:: Records provided ::

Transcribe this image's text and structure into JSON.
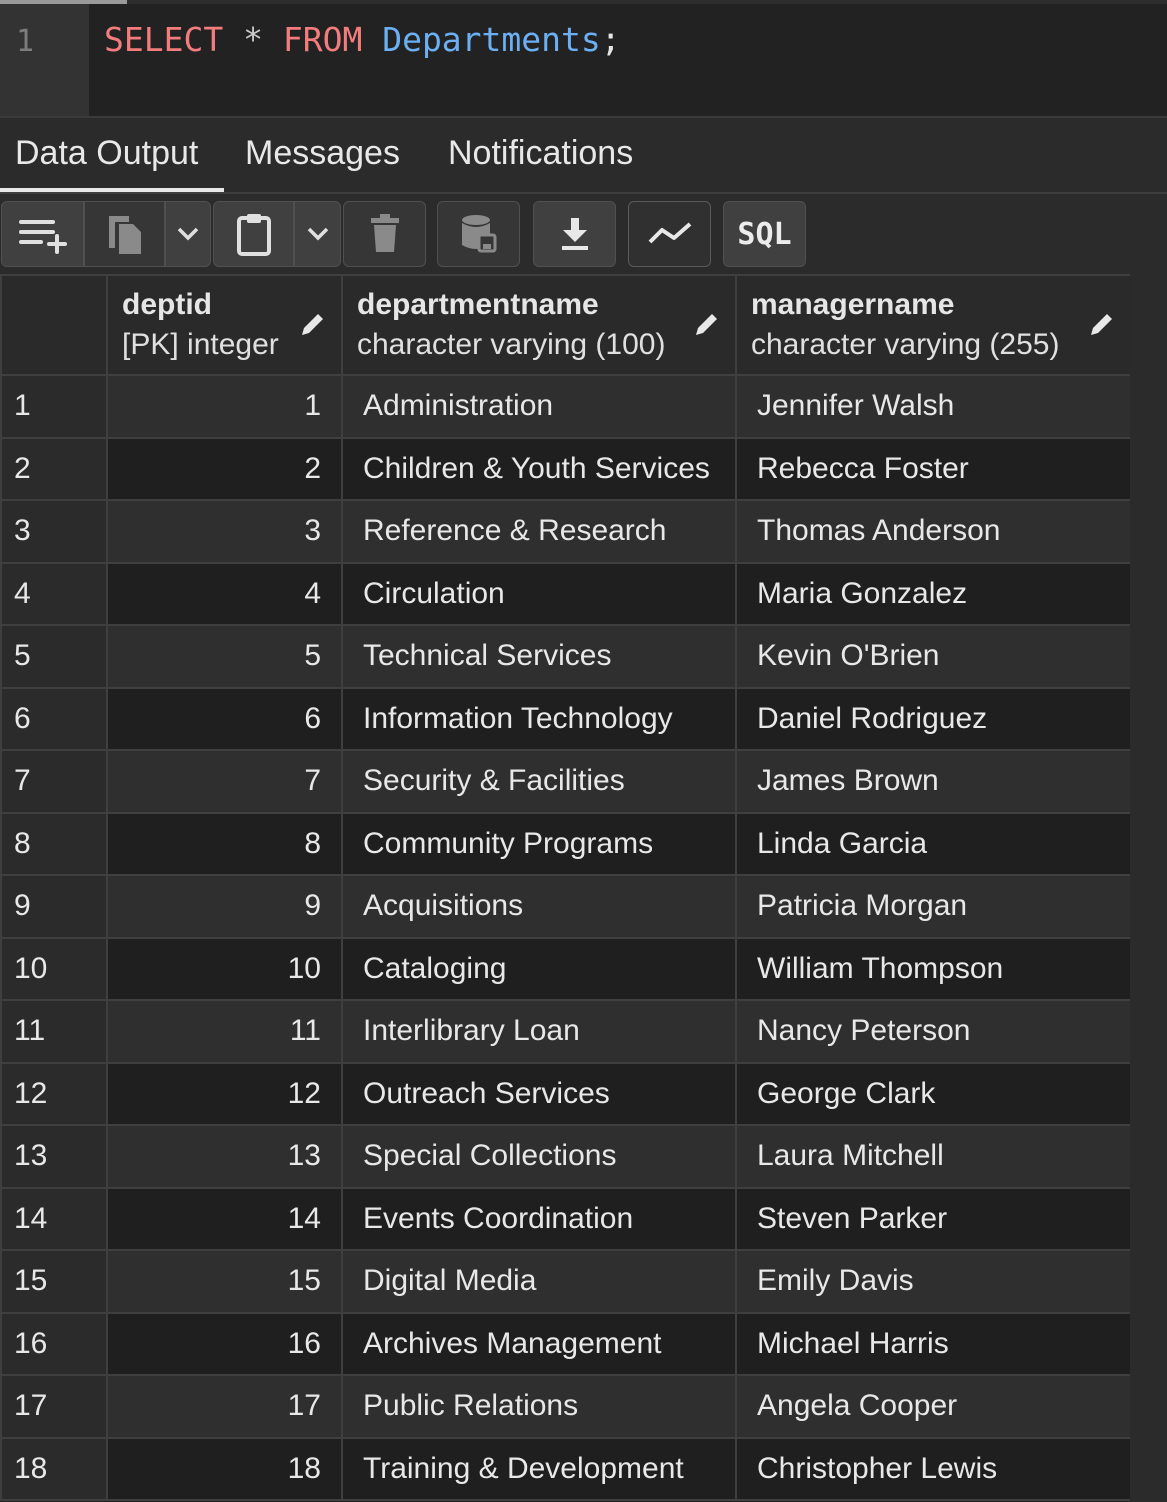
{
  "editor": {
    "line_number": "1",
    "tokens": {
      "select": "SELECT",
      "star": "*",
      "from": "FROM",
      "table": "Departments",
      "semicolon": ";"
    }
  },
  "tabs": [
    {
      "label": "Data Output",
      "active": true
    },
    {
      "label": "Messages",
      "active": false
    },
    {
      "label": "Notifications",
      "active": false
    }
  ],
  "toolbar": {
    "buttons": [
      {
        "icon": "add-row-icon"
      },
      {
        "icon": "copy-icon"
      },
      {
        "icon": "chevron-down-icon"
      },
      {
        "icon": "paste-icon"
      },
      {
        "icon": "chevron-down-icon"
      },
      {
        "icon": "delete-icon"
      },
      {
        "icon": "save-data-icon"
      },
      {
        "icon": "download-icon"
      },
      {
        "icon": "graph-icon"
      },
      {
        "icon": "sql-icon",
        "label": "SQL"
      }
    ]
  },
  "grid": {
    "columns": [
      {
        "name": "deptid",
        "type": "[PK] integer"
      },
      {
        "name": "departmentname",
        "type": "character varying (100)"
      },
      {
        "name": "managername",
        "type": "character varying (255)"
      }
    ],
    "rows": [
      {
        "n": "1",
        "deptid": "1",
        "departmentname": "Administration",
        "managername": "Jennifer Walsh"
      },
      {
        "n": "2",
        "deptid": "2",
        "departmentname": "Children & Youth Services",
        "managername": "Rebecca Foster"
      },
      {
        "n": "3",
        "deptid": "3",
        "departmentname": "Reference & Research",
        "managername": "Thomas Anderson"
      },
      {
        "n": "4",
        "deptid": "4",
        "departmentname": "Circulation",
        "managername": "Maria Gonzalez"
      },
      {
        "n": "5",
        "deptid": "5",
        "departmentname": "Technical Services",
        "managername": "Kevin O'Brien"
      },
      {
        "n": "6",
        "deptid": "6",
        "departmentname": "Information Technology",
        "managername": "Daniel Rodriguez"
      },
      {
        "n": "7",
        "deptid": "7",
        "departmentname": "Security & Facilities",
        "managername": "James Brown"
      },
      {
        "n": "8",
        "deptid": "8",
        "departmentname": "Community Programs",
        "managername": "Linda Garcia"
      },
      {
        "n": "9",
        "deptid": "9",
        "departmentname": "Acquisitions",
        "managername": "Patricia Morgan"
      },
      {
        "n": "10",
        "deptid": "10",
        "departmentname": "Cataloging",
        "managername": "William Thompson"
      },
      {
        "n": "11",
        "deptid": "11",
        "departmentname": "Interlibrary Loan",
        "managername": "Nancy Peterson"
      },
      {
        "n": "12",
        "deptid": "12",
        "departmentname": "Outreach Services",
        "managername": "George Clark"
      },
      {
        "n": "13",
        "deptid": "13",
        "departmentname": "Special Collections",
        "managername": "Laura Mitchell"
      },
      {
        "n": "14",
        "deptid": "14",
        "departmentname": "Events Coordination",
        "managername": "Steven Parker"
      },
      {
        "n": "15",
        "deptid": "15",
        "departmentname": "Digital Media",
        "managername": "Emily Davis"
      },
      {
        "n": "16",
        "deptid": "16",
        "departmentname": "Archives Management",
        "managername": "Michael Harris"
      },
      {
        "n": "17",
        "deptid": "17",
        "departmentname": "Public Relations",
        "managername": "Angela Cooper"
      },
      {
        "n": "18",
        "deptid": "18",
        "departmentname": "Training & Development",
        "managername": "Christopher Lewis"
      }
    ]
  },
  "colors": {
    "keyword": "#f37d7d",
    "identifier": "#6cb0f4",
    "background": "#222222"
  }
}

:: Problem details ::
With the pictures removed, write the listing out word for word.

:: Expected answer ::
Transcribe this image's text and structure into JSON.
{
  "editor": {
    "line_number": "1",
    "tokens": {
      "select": "SELECT",
      "star": "*",
      "from": "FROM",
      "table": "Departments",
      "semicolon": ";"
    }
  },
  "tabs": [
    {
      "label": "Data Output",
      "active": true
    },
    {
      "label": "Messages",
      "active": false
    },
    {
      "label": "Notifications",
      "active": false
    }
  ],
  "toolbar": {
    "buttons": [
      {
        "icon": "add-row-icon"
      },
      {
        "icon": "copy-icon"
      },
      {
        "icon": "chevron-down-icon"
      },
      {
        "icon": "paste-icon"
      },
      {
        "icon": "chevron-down-icon"
      },
      {
        "icon": "delete-icon"
      },
      {
        "icon": "save-data-icon"
      },
      {
        "icon": "download-icon"
      },
      {
        "icon": "graph-icon"
      },
      {
        "icon": "sql-icon",
        "label": "SQL"
      }
    ]
  },
  "grid": {
    "columns": [
      {
        "name": "deptid",
        "type": "[PK] integer"
      },
      {
        "name": "departmentname",
        "type": "character varying (100)"
      },
      {
        "name": "managername",
        "type": "character varying (255)"
      }
    ],
    "rows": [
      {
        "n": "1",
        "deptid": "1",
        "departmentname": "Administration",
        "managername": "Jennifer Walsh"
      },
      {
        "n": "2",
        "deptid": "2",
        "departmentname": "Children & Youth Services",
        "managername": "Rebecca Foster"
      },
      {
        "n": "3",
        "deptid": "3",
        "departmentname": "Reference & Research",
        "managername": "Thomas Anderson"
      },
      {
        "n": "4",
        "deptid": "4",
        "departmentname": "Circulation",
        "managername": "Maria Gonzalez"
      },
      {
        "n": "5",
        "deptid": "5",
        "departmentname": "Technical Services",
        "managername": "Kevin O'Brien"
      },
      {
        "n": "6",
        "deptid": "6",
        "departmentname": "Information Technology",
        "managername": "Daniel Rodriguez"
      },
      {
        "n": "7",
        "deptid": "7",
        "departmentname": "Security & Facilities",
        "managername": "James Brown"
      },
      {
        "n": "8",
        "deptid": "8",
        "departmentname": "Community Programs",
        "managername": "Linda Garcia"
      },
      {
        "n": "9",
        "deptid": "9",
        "departmentname": "Acquisitions",
        "managername": "Patricia Morgan"
      },
      {
        "n": "10",
        "deptid": "10",
        "departmentname": "Cataloging",
        "managername": "William Thompson"
      },
      {
        "n": "11",
        "deptid": "11",
        "departmentname": "Interlibrary Loan",
        "managername": "Nancy Peterson"
      },
      {
        "n": "12",
        "deptid": "12",
        "departmentname": "Outreach Services",
        "managername": "George Clark"
      },
      {
        "n": "13",
        "deptid": "13",
        "departmentname": "Special Collections",
        "managername": "Laura Mitchell"
      },
      {
        "n": "14",
        "deptid": "14",
        "departmentname": "Events Coordination",
        "managername": "Steven Parker"
      },
      {
        "n": "15",
        "deptid": "15",
        "departmentname": "Digital Media",
        "managername": "Emily Davis"
      },
      {
        "n": "16",
        "deptid": "16",
        "departmentname": "Archives Management",
        "managername": "Michael Harris"
      },
      {
        "n": "17",
        "deptid": "17",
        "departmentname": "Public Relations",
        "managername": "Angela Cooper"
      },
      {
        "n": "18",
        "deptid": "18",
        "departmentname": "Training & Development",
        "managername": "Christopher Lewis"
      }
    ]
  },
  "colors": {
    "keyword": "#f37d7d",
    "identifier": "#6cb0f4",
    "background": "#222222"
  }
}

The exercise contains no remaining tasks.